Chicago Daily Herald
As another school year gets under way, kids' sports teams are also kicking back into full gear.
When activities and school work start competing for your child's attention and time, it can be overwhelming to balance it all.
While the benefits of playing sports far outweigh the negative aspects, according to Dr. Rebecca Carl, an attending physician in the Institute for Sports Medicine, there are certain precautions that all parents should take into account as they sign their kids up for another year of practices and games.
Keep the main purpose of sports in mind Organized sports are meant to be a way for kids to stay fit and socialize with their peers. For the most part, they're not meant to be training for careers in professional sports.
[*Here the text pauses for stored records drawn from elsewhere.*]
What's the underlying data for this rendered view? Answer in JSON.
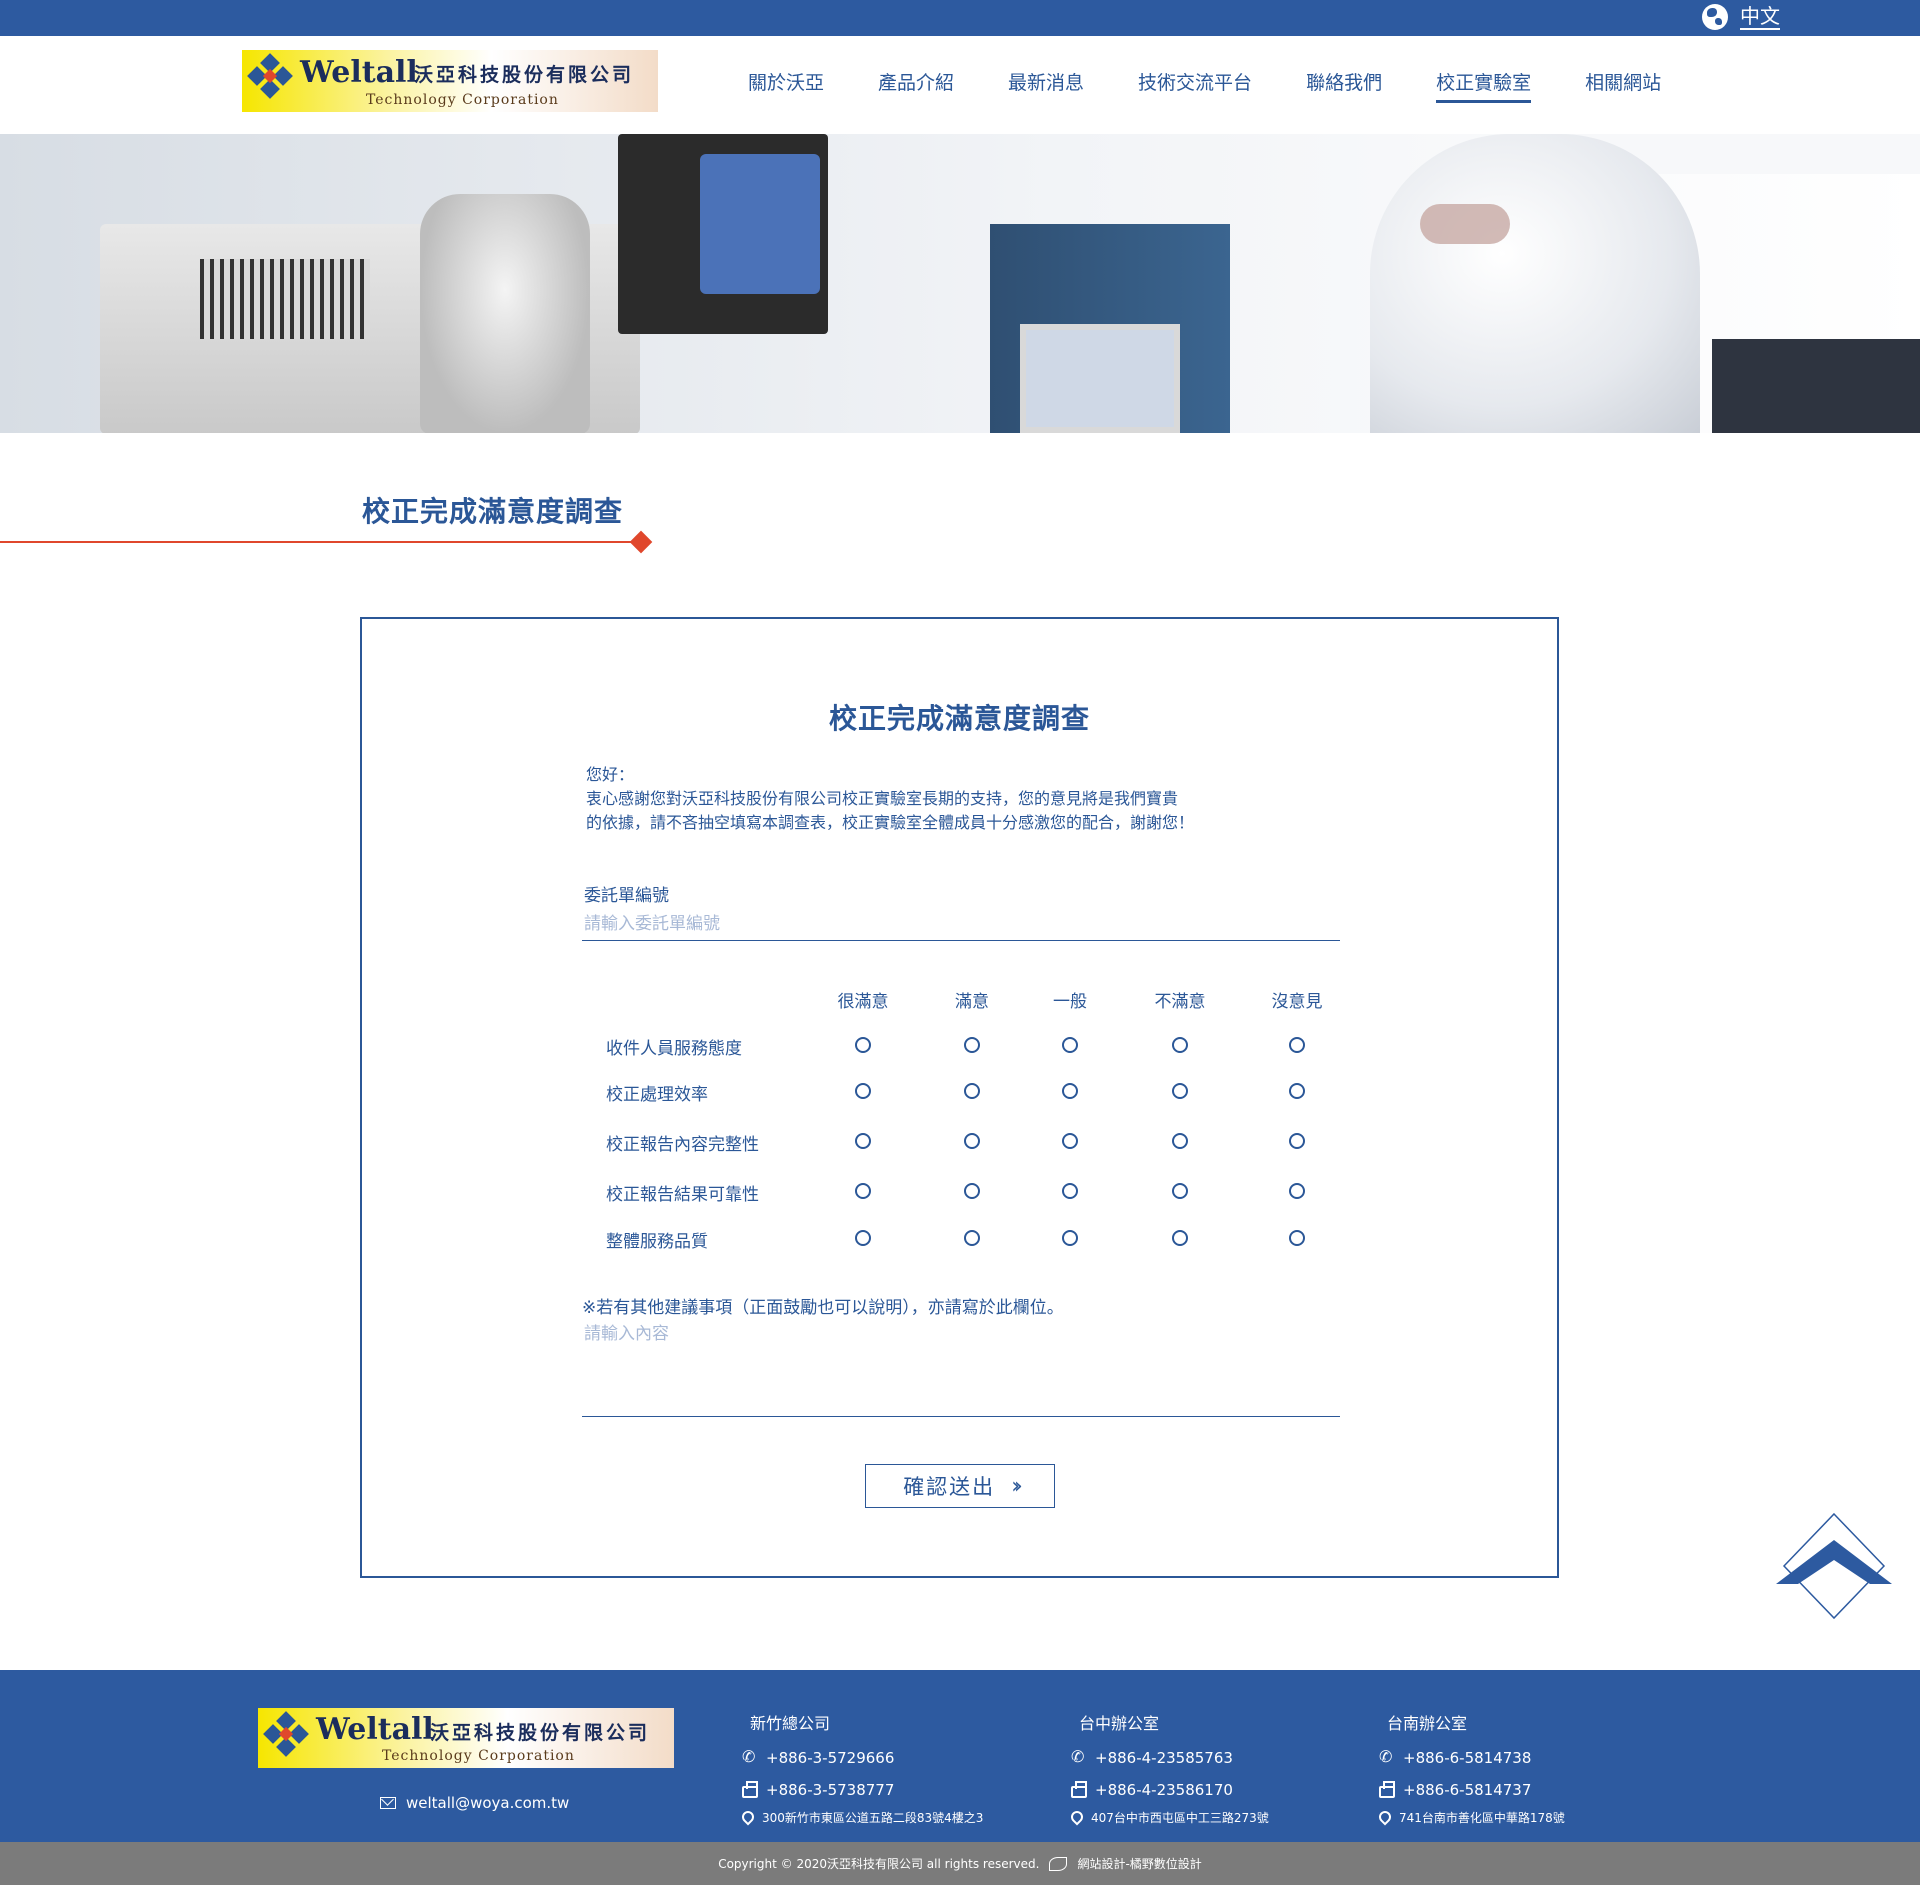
{
  "topbar": {
    "language_label": "中文",
    "accent_color": "#2d5aa0"
  },
  "logo": {
    "en": "Weltall",
    "zh": "沃亞科技股份有限公司",
    "sub": "Technology Corporation"
  },
  "nav": {
    "items": [
      {
        "label": "關於沃亞"
      },
      {
        "label": "產品介紹"
      },
      {
        "label": "最新消息"
      },
      {
        "label": "技術交流平台"
      },
      {
        "label": "聯絡我們"
      },
      {
        "label": "校正實驗室"
      },
      {
        "label": "相關網站"
      }
    ],
    "active": "校正實驗室"
  },
  "page": {
    "title": "校正完成滿意度調查",
    "title_accent": "#e0472c"
  },
  "form": {
    "title": "校正完成滿意度調查",
    "intro": {
      "line1": "您好：",
      "line2": "衷心感謝您對沃亞科技股份有限公司校正實驗室長期的支持，您的意見將是我們寶貴",
      "line3": "的依據，請不吝抽空填寫本調查表，校正實驗室全體成員十分感激您的配合，謝謝您！"
    },
    "order_no": {
      "label": "委託單編號",
      "placeholder": "請輸入委託單編號",
      "value": ""
    },
    "rating_columns": [
      "很滿意",
      "滿意",
      "一般",
      "不滿意",
      "沒意見"
    ],
    "rating_rows": [
      "收件人員服務態度",
      "校正處理效率",
      "校正報告內容完整性",
      "校正報告結果可靠性",
      "整體服務品質"
    ],
    "note": "※若有其他建議事項（正面鼓勵也可以說明），亦請寫於此欄位。",
    "comment": {
      "placeholder": "請輸入內容",
      "value": ""
    },
    "submit_label": "確認送出"
  },
  "footer": {
    "email": "weltall@woya.com.tw",
    "offices": [
      {
        "name": "新竹總公司",
        "tel": "+886-3-5729666",
        "fax": "+886-3-5738777",
        "address": "300新竹市東區公道五路二段83號4樓之3"
      },
      {
        "name": "台中辦公室",
        "tel": "+886-4-23585763",
        "fax": "+886-4-23586170",
        "address": "407台中市西屯區中工三路273號"
      },
      {
        "name": "台南辦公室",
        "tel": "+886-6-5814738",
        "fax": "+886-6-5814737",
        "address": "741台南市善化區中華路178號"
      }
    ],
    "copyright": "Copyright © 2020沃亞科技有限公司 all rights reserved.",
    "designer": "網站設計-橘野數位設計",
    "background_color": "#2d5aa0",
    "copy_bar_color": "#7b7b7b"
  }
}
Some teams focus on building skills, not necessarily winning games or going to tournaments, which often can become the main objectives for many travel teams.
Consider what type of team is best for you
Getting involved in more than one sport is good. Keeping a check on the competitiveness of your child's sport can make it easier to help them split their time between a few different activities. "Sports specialization," which occurs when kids play just one sport year-round, can lead to injuries for young athletes. When a child specializes in one particular sport early on, they use the same muscles and joints repeatedly. Kids are at risk for certain types of overuse injuries because their developing skeletons are vulnerable to growth plate injuries.
As the demands on kids to play one specific sport more frequently increase, so does the rate of injury. To head off overuse injuries, Dr. Carl recommends that kids participate on no more than one team each season, though it's OK if seasons overlap a little. They should also have one to two days a week to rest without any practices or games. "Children who are involved in competitive sports every day of the week aren't just at risk for overuse injuries. They're also at of risk burning out," says Dr. Carl.
Be on the lookout for signs of fatigue
Playing a sport day in and day out for years can begin to wear on some children, to the point where they're not playing the sport because they're enjoying it, but because they feel like they must. Signs of a child getting weary of playing a sport include:
*Lack of excitement about playing the sport
*Fatigue before or after practices
*Lots of aches and pains that seem minor but get in the way of the child's performance
*Becoming less engaged with a sport as they age
Parents should be watching for these changes in their child. It's important that parents listen to their children and take their feelings and concerns seriously when they feel worn-out. Remember who's in charge. "As the parent, it's up to you to set your family's priorities and to make sure your children's enthusiasm for a sport isn't clouding your judgment about what's best for everyone," reminds Dr. Carl. If a travel sports team schedule dictates the family schedule, it may be time to reconsider your child's participation.
Nowadays, there are so many different activities and ways for kids to join organized sports, it's much easier to find an activity that fits in with your family life.
* Children's Health is a continuing series. This week's article is courtesy of Ann & Robert H. Lurie Children's Hospital of Chicago. For more information, visit luriechildrens.org.
Read More of Today's AB Headlines
Subscribe to Our Daily E-Newsletter